**Web page and app entries:**

>>>>>

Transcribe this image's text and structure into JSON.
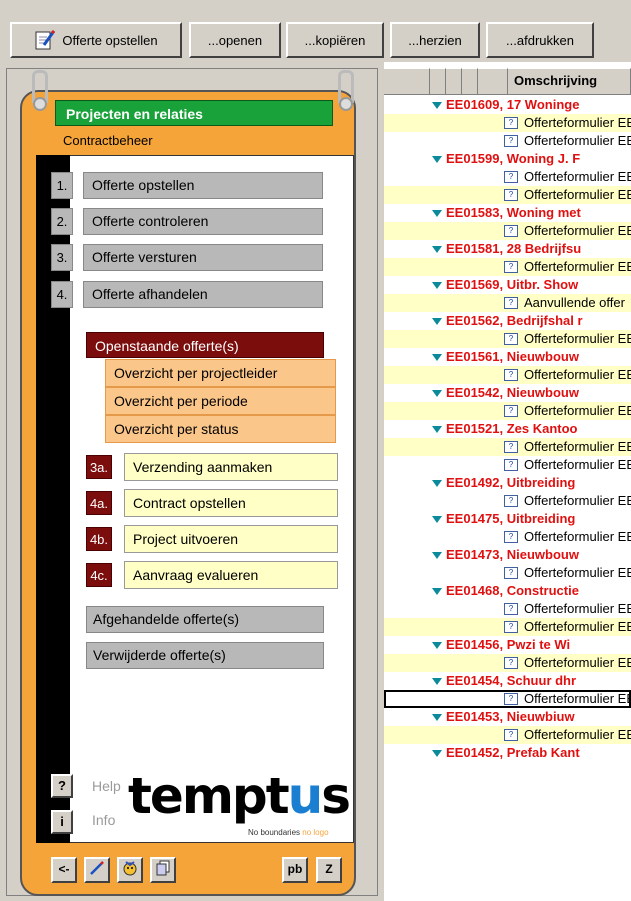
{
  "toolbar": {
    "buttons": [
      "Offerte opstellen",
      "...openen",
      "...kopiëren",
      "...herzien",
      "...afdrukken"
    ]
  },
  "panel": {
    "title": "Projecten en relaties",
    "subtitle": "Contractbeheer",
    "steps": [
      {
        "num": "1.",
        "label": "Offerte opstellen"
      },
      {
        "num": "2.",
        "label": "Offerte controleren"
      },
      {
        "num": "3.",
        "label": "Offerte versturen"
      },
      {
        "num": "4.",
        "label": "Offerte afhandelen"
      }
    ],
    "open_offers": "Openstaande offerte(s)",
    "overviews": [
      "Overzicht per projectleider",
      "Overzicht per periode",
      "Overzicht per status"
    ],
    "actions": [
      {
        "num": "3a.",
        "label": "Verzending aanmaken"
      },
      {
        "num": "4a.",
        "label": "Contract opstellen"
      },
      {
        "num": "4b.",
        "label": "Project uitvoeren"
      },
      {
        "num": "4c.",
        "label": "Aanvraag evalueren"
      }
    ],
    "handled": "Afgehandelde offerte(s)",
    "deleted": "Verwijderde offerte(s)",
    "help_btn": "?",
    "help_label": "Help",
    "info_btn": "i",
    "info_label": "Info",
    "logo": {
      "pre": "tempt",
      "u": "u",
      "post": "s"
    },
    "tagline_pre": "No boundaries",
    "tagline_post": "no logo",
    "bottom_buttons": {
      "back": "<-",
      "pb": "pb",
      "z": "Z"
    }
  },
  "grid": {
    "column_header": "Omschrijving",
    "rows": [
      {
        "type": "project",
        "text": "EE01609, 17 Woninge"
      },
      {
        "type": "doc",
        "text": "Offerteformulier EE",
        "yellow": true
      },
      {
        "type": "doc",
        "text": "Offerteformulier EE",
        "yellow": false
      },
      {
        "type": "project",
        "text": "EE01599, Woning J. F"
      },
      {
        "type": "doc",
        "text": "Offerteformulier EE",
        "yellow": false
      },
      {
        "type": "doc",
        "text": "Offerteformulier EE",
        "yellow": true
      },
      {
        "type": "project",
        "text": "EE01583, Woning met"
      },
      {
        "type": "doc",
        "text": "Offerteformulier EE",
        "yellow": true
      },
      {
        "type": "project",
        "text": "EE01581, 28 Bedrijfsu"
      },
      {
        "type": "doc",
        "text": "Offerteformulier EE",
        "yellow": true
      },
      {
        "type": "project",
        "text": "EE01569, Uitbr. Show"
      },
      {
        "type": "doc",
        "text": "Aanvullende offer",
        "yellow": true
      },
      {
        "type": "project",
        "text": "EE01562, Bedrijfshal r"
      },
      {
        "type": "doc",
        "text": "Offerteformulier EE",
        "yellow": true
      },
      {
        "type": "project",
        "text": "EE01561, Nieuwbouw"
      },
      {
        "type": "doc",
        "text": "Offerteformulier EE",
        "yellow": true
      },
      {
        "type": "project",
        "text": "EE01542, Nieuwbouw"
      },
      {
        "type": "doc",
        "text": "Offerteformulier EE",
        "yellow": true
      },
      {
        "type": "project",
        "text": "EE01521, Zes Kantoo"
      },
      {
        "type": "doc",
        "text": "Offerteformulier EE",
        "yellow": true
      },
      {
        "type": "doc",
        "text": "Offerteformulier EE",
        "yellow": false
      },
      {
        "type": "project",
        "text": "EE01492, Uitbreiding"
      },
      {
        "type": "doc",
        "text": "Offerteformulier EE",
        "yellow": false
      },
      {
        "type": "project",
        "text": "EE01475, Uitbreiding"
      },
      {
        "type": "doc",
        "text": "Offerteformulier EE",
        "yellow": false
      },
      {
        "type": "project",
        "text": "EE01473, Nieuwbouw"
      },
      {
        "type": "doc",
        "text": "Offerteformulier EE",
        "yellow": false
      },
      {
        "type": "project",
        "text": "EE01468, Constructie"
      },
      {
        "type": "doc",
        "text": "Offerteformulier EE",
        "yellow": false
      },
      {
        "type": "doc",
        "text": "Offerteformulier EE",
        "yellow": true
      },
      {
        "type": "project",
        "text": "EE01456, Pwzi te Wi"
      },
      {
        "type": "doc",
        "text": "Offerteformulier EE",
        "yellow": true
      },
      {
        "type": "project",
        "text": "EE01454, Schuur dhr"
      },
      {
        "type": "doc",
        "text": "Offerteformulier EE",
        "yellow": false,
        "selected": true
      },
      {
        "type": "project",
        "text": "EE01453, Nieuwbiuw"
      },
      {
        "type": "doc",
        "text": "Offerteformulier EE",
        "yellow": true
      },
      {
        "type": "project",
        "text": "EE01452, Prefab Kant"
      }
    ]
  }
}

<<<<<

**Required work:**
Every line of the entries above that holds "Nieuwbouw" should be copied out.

**Solution for this task:**
        "text": "EE01561, Nieuwbouw"
        "text": "EE01542, Nieuwbouw"
        "text": "EE01473, Nieuwbouw"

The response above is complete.